Child labour has been present in North America since the beginnings of European colonization, and regulation of their industrial employment dates at least to the early nineteenth century in Rhode Island (Abbott). Given moral injunctions to keep children from mischief and utilitarian demands for labour and family income, such regulation remained basically ineffective. With industrial expansion following the American Civil War children established themselves as a major presence in the workforce and occasionally appeared in industrial stories such as Rebecca Harding Davis’s “Life in the Iron Mills” (1861).
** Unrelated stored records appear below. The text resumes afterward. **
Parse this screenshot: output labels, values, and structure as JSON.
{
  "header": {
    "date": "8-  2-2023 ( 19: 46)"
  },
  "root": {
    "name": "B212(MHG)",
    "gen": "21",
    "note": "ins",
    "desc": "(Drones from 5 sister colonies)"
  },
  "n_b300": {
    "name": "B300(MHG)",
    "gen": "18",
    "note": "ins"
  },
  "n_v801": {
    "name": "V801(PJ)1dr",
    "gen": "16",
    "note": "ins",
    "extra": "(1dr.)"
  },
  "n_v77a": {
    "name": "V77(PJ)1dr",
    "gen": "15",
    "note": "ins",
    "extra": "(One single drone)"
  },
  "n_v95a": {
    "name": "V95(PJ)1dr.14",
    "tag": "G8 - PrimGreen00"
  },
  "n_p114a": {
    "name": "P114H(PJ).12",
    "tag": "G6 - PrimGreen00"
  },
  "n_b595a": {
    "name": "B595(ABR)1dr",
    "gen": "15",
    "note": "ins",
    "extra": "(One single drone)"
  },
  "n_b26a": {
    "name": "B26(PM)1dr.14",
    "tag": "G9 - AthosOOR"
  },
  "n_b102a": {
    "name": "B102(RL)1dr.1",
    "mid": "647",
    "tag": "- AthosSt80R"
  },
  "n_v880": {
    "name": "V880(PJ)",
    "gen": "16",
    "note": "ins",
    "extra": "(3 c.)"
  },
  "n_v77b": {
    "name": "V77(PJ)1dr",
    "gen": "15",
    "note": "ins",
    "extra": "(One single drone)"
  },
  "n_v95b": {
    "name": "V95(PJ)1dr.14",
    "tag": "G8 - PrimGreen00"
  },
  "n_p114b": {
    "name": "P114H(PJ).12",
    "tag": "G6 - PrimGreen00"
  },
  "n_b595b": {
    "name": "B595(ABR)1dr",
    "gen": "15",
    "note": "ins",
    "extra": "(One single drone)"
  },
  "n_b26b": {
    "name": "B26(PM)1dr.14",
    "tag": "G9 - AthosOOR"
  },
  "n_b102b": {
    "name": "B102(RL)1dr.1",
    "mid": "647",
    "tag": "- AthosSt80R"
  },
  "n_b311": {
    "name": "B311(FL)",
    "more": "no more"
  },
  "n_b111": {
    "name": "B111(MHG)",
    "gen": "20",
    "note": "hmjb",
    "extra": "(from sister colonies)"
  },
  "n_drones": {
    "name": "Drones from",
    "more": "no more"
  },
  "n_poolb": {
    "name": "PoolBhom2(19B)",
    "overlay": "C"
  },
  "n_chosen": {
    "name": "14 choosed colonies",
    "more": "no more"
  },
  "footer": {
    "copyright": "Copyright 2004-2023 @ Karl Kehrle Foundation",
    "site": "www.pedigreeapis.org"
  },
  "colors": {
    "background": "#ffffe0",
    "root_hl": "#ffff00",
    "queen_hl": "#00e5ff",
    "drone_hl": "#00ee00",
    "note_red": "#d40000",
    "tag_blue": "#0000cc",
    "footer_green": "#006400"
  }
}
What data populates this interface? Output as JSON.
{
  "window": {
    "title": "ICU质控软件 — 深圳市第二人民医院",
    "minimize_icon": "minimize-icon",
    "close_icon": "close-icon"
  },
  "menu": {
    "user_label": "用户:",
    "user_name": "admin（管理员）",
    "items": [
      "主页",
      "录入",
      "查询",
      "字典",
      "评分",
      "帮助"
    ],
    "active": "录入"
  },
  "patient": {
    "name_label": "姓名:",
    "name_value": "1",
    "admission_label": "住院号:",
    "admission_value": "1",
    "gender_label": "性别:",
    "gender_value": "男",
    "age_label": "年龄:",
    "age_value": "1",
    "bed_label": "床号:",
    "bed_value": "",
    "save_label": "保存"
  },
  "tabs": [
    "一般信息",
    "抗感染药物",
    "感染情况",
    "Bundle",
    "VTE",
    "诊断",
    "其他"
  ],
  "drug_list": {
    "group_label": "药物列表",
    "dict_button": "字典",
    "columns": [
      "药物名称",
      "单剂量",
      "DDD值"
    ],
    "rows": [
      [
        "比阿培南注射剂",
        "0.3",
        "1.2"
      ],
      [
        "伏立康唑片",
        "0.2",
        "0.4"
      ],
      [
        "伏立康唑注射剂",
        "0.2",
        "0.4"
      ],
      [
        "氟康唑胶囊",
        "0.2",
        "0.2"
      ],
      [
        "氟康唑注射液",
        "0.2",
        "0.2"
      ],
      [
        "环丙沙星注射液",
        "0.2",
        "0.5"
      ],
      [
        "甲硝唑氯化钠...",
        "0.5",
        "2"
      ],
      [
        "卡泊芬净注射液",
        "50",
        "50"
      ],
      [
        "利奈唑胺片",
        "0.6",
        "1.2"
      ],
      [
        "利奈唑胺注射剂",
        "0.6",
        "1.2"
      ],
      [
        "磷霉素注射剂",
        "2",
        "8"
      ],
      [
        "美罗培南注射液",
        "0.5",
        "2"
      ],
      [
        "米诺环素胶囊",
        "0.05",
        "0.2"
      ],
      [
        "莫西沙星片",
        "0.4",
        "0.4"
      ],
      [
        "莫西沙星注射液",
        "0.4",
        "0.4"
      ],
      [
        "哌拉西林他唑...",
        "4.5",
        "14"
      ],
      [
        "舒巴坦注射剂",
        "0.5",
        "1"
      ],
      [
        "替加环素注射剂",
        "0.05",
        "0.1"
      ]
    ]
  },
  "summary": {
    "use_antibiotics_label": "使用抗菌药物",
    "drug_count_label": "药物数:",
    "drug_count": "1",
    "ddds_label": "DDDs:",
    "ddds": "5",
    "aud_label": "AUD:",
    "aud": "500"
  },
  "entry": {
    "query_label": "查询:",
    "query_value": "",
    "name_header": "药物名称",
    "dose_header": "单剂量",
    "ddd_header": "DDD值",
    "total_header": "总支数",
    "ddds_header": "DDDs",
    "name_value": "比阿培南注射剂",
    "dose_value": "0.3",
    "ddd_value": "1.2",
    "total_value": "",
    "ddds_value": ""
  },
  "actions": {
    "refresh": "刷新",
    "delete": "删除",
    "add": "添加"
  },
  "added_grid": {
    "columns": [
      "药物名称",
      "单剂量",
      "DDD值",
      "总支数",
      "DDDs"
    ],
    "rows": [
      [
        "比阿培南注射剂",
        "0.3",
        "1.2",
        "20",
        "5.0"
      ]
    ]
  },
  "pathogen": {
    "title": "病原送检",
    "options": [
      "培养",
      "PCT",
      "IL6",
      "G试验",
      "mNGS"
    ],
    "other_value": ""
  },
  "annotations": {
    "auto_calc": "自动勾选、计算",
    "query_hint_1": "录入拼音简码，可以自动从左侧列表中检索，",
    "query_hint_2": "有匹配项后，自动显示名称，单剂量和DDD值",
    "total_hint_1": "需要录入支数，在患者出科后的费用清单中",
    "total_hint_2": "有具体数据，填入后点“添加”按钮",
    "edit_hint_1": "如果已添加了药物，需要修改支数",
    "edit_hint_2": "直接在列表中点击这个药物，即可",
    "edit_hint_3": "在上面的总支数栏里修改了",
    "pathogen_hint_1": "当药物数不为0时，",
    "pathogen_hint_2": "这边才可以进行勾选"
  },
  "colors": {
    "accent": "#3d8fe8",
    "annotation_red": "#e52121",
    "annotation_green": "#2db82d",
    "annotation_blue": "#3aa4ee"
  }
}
By 1880 an estimated 6 percent of U.S. children between ages ten to fifteen were working in industry (Felt 1). Early child advocates such as Charles Loring Brace of the Children’s Aid Society in New York opposed child labour and documented its prevalence (1872, 353–65, and 1893). The height of political concern over child labour occurred between the 1890s and the 1920s, with the establishment of the National Child Labor Committee; the documentary photography of Louis Hine; initiatives from Congress and state legislatures; the creation of the Child Labor Office within the U.S. Bureau of Labor; and legal contests over child labour taxes. Representations of child labour proliferated with social reportage such [End Page 139] as Thomas Robinson Dawley’s The Child That Toileth Not (1912), which describes his travels in Southern mills and industries as an investigator appointed by the Bureau of Labor. For all of this emergent social concern, we have very little literary documentation of the consciousness of working children.1
In the antebellum United States the predominant reform concerns—slavery, temperance, and women’s rights—addressed the social concerns of children in relation to these issues. There are no known antebellum autobiographies of working-class children, and their stories tend to appear in brief unreflective passages of adult autobiographies that mention childhood labour. Throughout most of the nineteenth century, representation of children at work came almost entirely from adult authors describing their observations. Much of it emerged in the form of short stories or romance novels, such as Day Kellogg Lee’s Merrimack: or, Life at the Loom (1854), a fictional first-person narrative of an orphaned thirteen-year-old girl who goes to work in the mills and benefits by acquiring independence. Autobiographical self-representation focused on the labour experiences of U.S. working-class children only begins to emerge a rough half-century later, with such texts as Through the Mill: The Life of a Mill-Boy (1911) by Al Priddy, a child immigrant from England who describes his experiences as an eleven-year-old in the New Bedford mills. As another example, Rose Cohen’s Out of the Shadow (1918) is the autobiography of an immigrant Russian Jewish girl’s life in the piecework shops of the Lower East Side in the 1890s.
Given the absence of more than limited narrative and epistolary evidence, one purpose of the present discussion lies in elucidating this tradition through examination of how child labour informed the ethos and conscience of a nineteenth-century American writer and how her work-place memories from a textile mill emerged in literary form to replace a foreshortened childhood. Lucy Larcom’s narratives of child labour during the mid-1840s, published several decades later, represented an inherent advocacy of human developmental rights during a period when U.S. law did not acknowledge children’s industrial labour as a social wrong. Her advocacy was fragmentary, mixed together with larger stories, and did not have an argumentative focus on child labour. Persistence delineates a consciousness, however, and Larcom’s persistent return to images and [End Page 140] themes of child labour characterizes her writing more than its repetition of standard sentimental tropes of nature.
A consciousness of child labour contributed a subterranean radicalism that emerged with opportunity in the imagery of a poet otherwise careful to shape her market acceptability for middle-class Victorian America. The present paper first will address Larcom’s autobiographical self-observations in A New England Girlhood (1889) concerning her life as a child worker, in order afterward to contextualize representations of labour in...